Wednesday, January 28, 2004
A Few More Gambling Related Items
Man, this story is a sad one. A guy from Ohio had lost everything to gambling. Displaying just a slight error in judgment, the man drove to New York to try and recoup $200,000 in losses from a company that offered him advice on sports betting. Needless to say, the caper didn't quite go as planned, and now our friend from the Buckeye state is sitting in jail on charges of kidnapping, robbery and attempted grand larceny. When the man's fiance contacted him in New York, he told her not to hire a lawyer, that he would rather rot.
I meant to comment on this story a couple of days ago from Gambling Magazine. Now, as a proud product of the Iowa Public School System (K through J.D.) and one-time patron of the dog track in my hometown of Council Bluffs, Iowa, I was interested to see the article "Gambling, Education Money Top Concerns At Forum" in Gambling Magazine, which summarized citizens' top concerns at a recent town meeting in Webster County, Iowa. It's no coincidence that a gambling magazine would cover a story about whether or not it's a good idea to bring a casino into town, followed by a story explaining how cash-strapped the state education system is.
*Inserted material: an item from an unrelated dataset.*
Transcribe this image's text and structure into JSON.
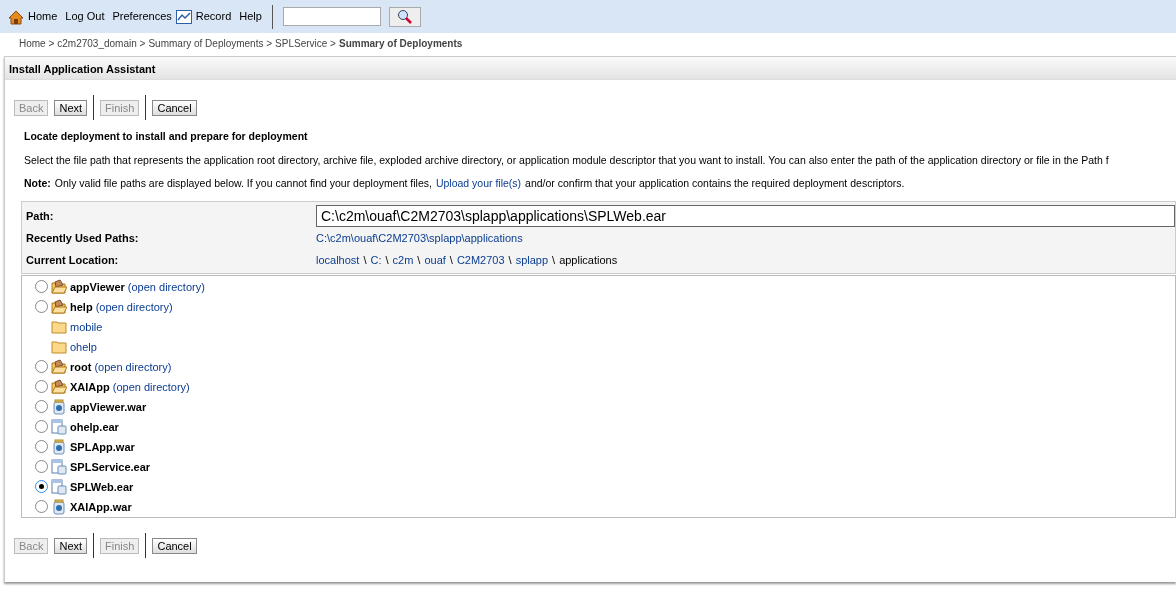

There are myriad stories out there about communities using legalized gambling as a way to make up for state revenue shortfalls. Pennsylvania, Minnesota (registration required), and California are among the states currently looking to gambling as a way to help balance state budgets.
Although Iowa became the first state to legalize riverboat gambling in 1991, the Iowa Racing and Gaming Commission has put a moratorium on issuing new casino licenses. The reason seems to be that the Commission is concerned that Iowa has reached a "saturation" point, and that more casinos would not result in increased revenues. The Commission recently requested a report on the economic feasibility of "one casino in every county." The report summarizes how much revenue the state could expect to see from new casinos, but does not really undertake a complete cost-benefit analysis. The report does not discuss things such as whether or not the state would have to increase funding for treatment of gambling addicts, or if these small communities could handle the influx of tourism that would be associated with the casinos.
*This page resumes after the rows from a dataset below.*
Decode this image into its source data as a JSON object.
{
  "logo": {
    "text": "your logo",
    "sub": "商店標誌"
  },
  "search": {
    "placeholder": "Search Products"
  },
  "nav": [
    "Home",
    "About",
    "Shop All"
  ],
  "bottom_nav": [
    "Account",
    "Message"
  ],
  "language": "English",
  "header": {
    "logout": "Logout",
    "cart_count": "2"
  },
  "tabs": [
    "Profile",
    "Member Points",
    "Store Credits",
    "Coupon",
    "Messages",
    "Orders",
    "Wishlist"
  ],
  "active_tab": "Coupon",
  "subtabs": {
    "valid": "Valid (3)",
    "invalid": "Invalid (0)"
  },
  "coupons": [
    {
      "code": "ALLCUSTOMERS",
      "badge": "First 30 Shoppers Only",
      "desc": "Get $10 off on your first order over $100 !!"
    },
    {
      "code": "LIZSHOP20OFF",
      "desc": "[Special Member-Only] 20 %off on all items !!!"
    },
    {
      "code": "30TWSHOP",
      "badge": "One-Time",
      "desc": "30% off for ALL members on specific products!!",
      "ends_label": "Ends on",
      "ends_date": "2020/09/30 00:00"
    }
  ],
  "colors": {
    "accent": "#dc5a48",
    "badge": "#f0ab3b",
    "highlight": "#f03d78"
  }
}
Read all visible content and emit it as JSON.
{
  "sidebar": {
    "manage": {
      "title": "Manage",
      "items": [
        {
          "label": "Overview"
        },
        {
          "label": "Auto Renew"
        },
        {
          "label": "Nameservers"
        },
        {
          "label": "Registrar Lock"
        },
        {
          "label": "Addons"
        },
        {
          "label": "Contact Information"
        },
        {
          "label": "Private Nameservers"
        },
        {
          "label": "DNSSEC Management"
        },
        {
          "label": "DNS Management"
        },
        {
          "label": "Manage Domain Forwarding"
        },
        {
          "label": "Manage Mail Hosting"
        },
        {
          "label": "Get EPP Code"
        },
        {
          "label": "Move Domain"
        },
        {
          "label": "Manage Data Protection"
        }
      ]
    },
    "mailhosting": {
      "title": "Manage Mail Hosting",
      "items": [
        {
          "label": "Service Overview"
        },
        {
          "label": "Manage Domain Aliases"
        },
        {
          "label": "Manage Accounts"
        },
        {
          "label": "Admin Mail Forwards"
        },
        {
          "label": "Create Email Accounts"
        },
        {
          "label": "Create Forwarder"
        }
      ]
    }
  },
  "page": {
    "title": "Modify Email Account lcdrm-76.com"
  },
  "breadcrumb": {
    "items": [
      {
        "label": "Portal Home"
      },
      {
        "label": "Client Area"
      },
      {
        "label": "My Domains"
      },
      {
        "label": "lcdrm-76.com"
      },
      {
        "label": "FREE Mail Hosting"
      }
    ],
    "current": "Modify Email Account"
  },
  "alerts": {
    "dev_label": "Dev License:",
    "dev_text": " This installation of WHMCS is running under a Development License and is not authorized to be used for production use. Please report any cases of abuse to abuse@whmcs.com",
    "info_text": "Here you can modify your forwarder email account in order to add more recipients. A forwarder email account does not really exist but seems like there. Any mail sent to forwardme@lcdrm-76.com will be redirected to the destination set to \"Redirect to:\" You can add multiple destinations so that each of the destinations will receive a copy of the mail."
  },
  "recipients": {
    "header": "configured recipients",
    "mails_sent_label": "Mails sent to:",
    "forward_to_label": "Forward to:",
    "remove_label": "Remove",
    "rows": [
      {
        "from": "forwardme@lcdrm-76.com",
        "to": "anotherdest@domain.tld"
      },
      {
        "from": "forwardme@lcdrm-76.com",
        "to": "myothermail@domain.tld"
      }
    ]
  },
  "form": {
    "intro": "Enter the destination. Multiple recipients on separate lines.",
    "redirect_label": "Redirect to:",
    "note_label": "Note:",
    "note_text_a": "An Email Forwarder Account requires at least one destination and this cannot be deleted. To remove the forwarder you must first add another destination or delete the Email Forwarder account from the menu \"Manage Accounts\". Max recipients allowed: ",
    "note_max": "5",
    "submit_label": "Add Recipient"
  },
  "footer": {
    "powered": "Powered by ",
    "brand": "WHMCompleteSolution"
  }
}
At the Webster County town meeting, Terry Dillon, chairman of the anti-casino group Don't Gamble With Our Future Webster County (or DGWOFWC for short), asked lawmakers for a university study of the impact of gambling on his community. One of the state representatives at the meeting responded, "I don't think the state can afford a university study."
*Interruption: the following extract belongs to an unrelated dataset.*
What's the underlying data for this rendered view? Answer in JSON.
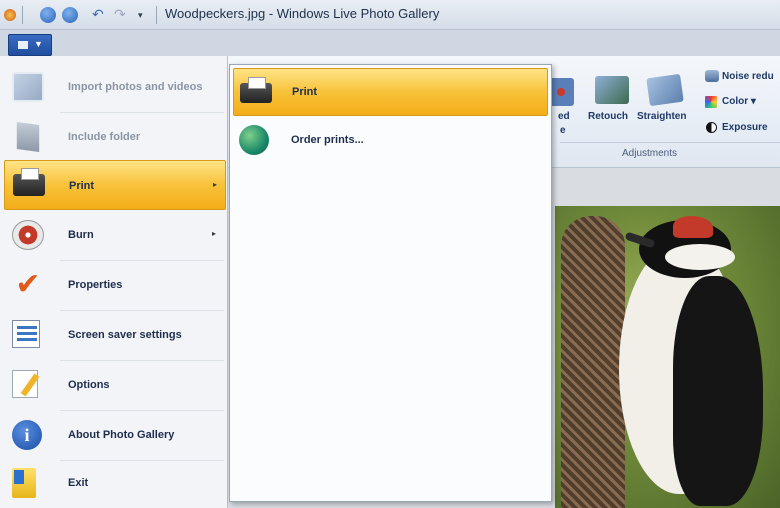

Is it too much to ask of our elected representatives that they actually engage in a well-informed analysis of the impact of a policy before making a decision about it? I don't know if more casinos in Iowa is a good or a bad thing, but neither do state legislators at this point. I don't think Mr. Dillon's request is that out of line.